▸ **WORK ORDER**: From the entries that follow, copy each line containing the word "JSON".

▸ **DATA**:
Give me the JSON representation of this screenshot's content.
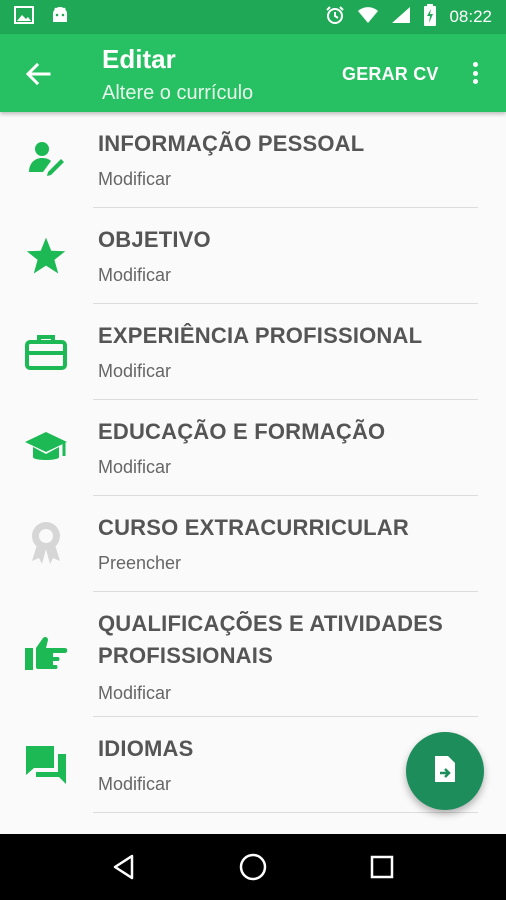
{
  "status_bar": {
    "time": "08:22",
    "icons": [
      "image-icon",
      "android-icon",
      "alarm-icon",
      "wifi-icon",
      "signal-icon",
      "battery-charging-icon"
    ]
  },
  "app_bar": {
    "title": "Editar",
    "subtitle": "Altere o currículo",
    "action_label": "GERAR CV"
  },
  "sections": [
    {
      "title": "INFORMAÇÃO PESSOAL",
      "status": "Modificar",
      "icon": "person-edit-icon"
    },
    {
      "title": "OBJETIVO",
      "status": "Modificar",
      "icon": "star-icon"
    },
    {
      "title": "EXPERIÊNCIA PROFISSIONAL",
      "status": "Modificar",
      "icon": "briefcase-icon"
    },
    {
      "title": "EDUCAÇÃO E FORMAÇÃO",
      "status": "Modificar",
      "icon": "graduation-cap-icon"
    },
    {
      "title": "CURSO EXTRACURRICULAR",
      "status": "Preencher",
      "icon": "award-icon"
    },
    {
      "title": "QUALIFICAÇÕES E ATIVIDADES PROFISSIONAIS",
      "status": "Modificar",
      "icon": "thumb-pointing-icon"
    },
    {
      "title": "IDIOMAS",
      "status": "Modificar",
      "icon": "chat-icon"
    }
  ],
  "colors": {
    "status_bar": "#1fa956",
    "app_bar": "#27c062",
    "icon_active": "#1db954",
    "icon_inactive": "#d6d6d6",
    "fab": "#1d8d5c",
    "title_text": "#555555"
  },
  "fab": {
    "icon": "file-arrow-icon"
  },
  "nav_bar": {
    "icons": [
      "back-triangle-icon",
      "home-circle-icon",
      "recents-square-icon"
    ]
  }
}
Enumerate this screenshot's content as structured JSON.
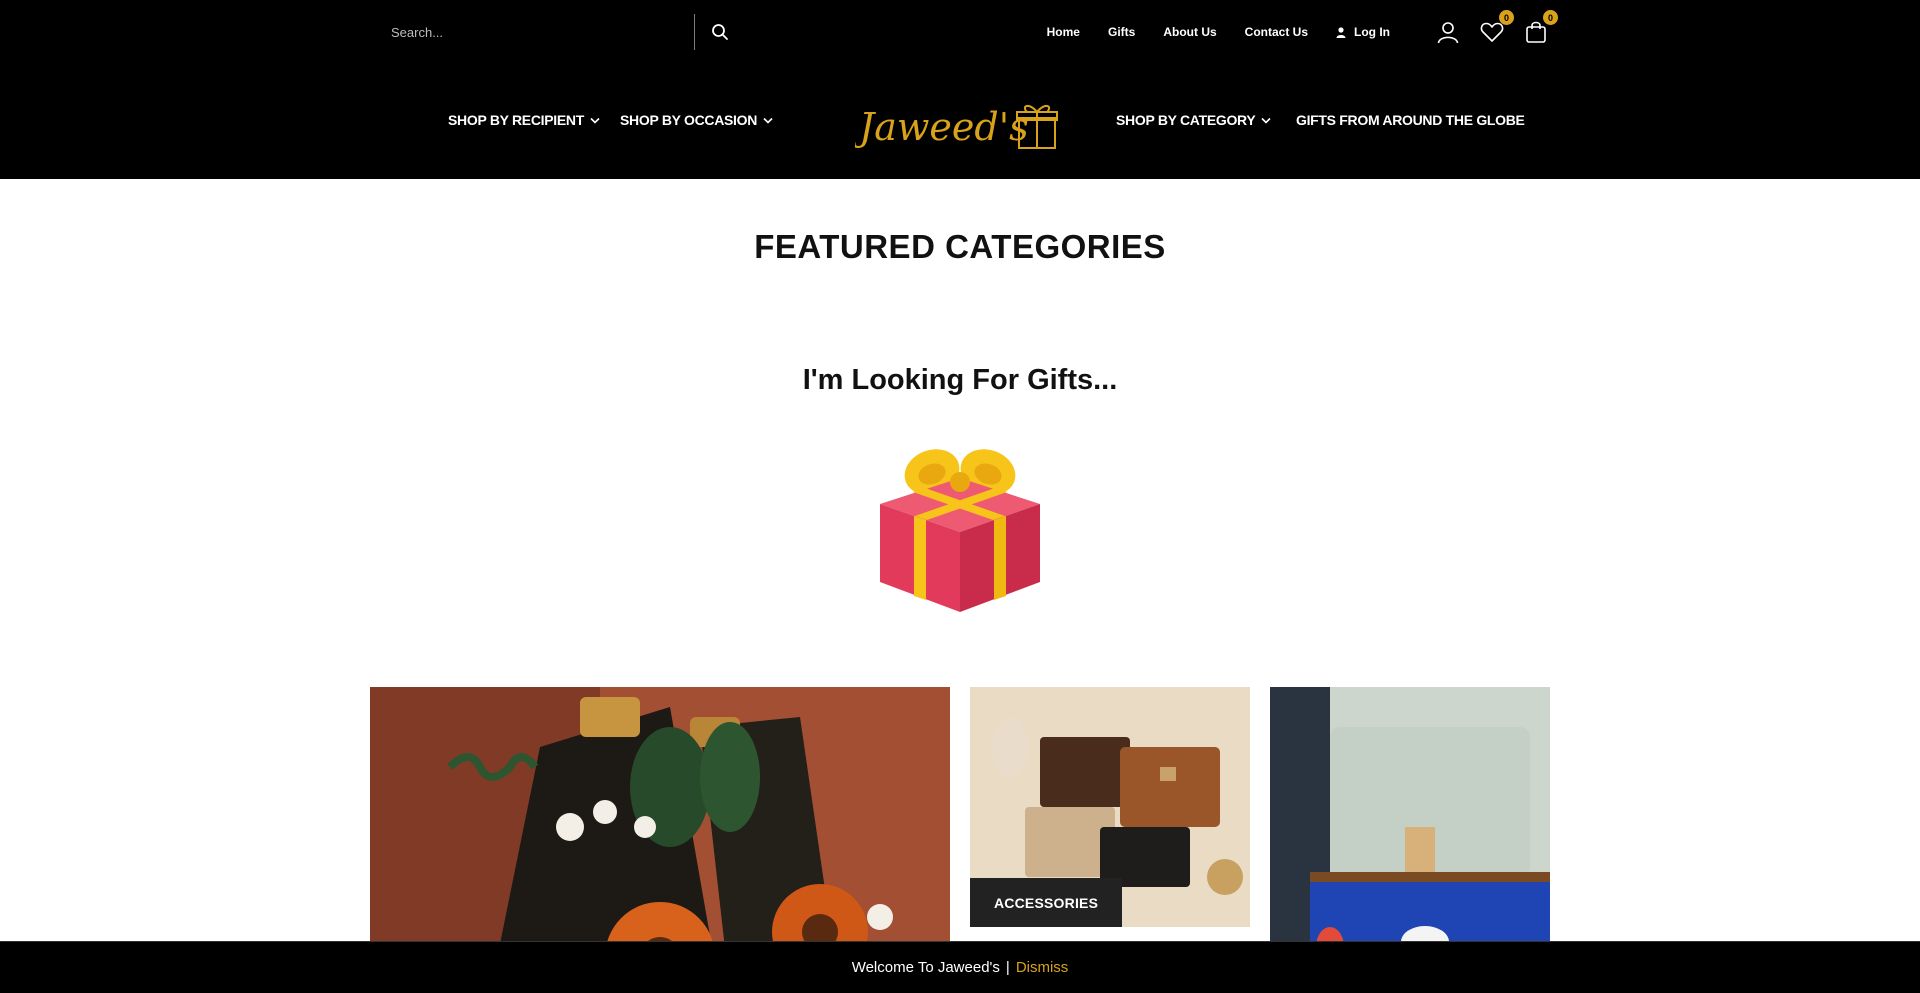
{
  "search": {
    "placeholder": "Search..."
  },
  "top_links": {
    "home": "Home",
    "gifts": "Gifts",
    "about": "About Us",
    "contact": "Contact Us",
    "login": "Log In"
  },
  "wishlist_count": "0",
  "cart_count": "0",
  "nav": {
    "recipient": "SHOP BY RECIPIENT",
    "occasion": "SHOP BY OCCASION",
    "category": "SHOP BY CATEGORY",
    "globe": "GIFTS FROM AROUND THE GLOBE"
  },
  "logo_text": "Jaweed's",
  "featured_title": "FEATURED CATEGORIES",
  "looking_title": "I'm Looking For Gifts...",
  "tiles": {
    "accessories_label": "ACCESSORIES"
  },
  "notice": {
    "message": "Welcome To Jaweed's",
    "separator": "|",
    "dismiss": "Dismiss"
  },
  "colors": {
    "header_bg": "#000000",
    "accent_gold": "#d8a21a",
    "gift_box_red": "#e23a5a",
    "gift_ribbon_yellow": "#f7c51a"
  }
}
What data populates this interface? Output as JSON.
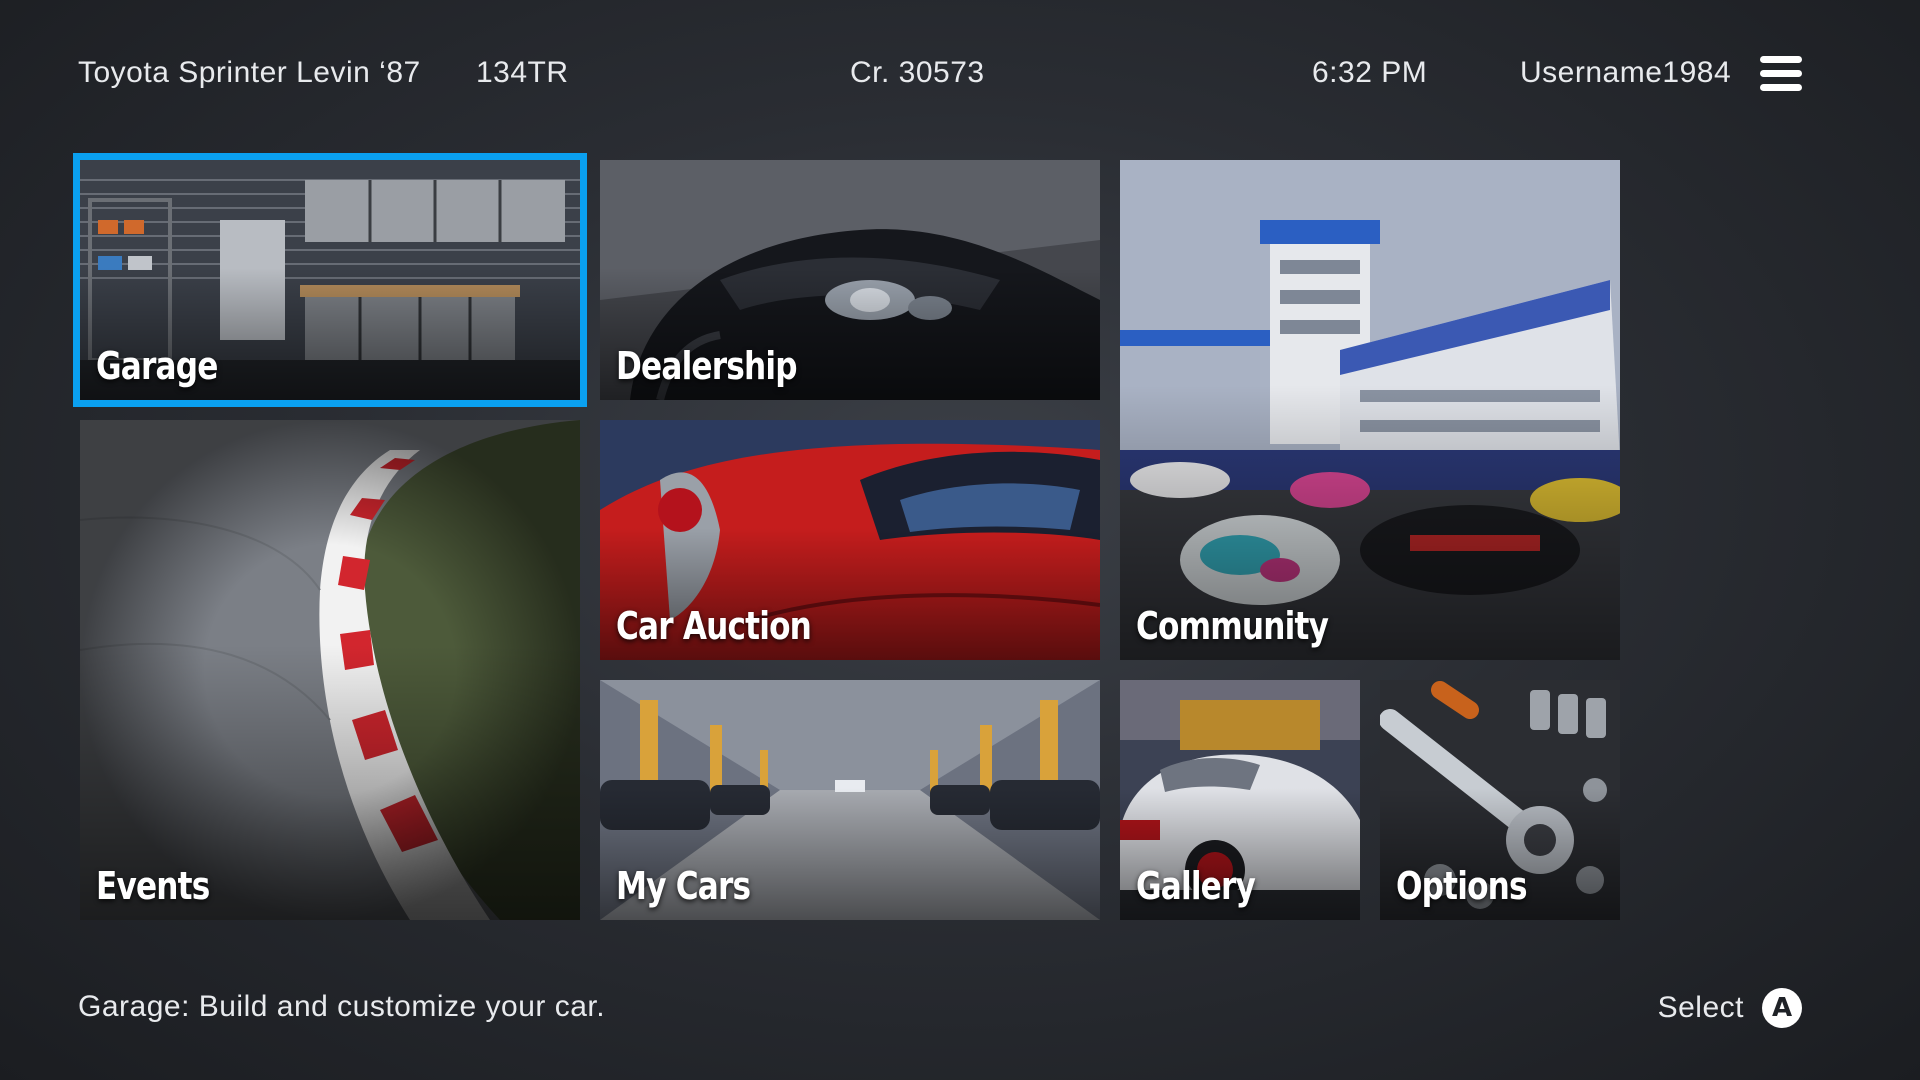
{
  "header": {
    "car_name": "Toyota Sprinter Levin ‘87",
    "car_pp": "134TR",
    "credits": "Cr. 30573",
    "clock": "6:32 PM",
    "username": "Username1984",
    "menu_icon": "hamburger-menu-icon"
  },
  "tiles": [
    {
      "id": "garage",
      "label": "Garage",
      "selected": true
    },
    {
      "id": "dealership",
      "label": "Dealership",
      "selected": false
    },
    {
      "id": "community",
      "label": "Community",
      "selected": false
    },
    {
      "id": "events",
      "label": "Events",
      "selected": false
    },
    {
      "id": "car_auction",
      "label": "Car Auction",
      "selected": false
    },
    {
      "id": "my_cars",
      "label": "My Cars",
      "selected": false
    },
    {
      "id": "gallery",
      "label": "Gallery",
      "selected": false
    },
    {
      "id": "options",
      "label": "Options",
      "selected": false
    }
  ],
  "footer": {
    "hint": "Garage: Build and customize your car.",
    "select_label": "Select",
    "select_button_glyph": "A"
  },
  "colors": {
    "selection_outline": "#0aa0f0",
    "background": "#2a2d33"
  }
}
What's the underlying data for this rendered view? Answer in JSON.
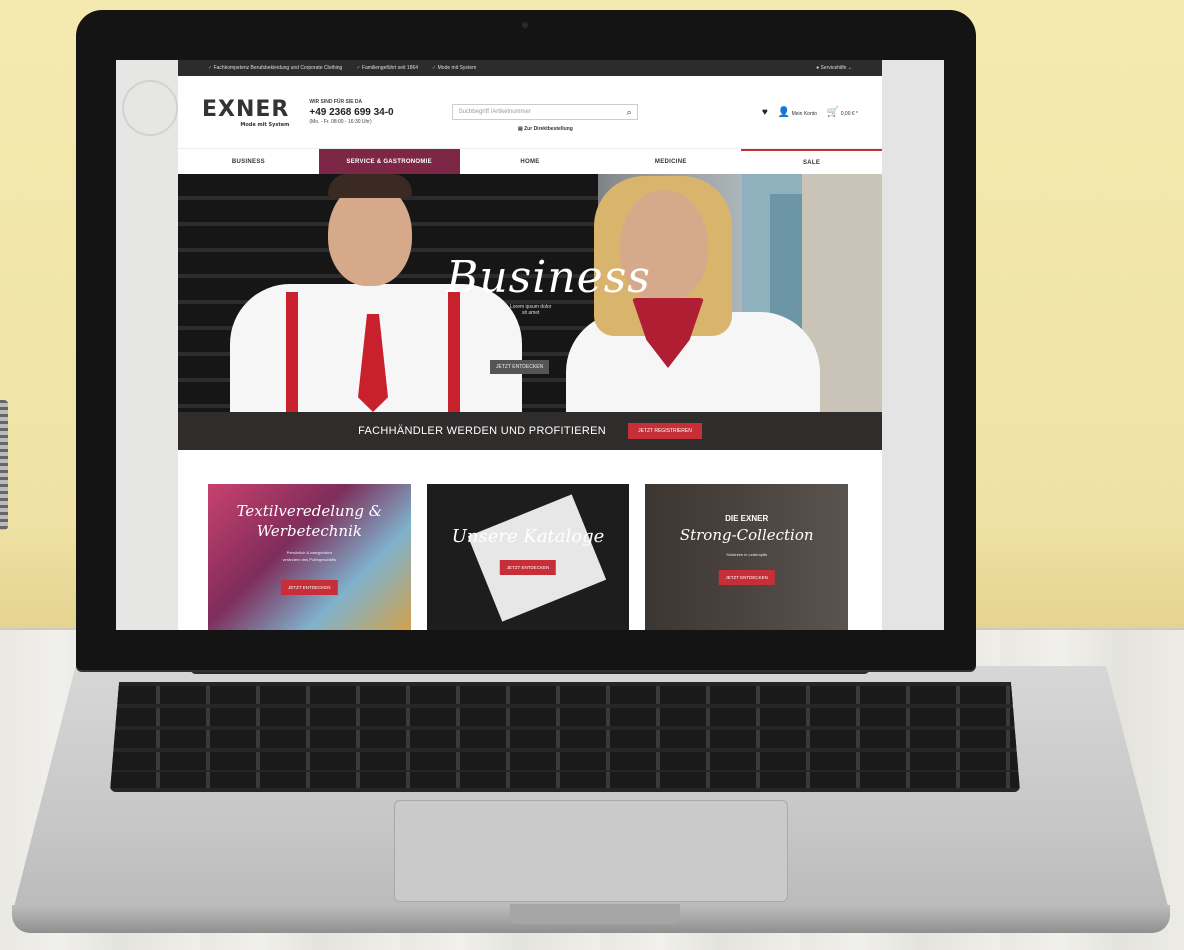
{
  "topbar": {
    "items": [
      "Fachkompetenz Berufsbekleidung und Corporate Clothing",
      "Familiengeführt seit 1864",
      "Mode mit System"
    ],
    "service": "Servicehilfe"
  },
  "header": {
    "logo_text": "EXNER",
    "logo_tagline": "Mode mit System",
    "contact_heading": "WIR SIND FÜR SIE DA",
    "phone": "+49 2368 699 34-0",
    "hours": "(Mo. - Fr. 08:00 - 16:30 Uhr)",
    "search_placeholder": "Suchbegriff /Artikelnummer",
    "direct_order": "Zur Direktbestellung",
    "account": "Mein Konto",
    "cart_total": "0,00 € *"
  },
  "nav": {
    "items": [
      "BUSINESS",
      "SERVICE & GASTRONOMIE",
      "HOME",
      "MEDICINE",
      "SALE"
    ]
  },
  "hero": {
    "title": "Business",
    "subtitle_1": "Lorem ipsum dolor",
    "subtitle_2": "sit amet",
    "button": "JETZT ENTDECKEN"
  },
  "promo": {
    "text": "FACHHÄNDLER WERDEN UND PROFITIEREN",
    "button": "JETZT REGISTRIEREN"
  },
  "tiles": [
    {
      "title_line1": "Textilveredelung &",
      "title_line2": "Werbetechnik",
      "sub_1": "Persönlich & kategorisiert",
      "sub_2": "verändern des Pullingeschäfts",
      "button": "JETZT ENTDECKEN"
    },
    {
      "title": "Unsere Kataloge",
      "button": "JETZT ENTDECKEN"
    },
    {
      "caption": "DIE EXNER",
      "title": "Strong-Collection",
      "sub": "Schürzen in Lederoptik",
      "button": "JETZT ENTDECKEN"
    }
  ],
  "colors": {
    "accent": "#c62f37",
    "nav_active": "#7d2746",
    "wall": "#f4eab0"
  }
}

▸ **WRITTEN RESPONSE**:
Give me the JSON representation of this screenshot's content.
Enumerate this screenshot's content as structured JSON.
What data populates this interface? Output as JSON.
What's the underlying data for this rendered view? Answer in JSON.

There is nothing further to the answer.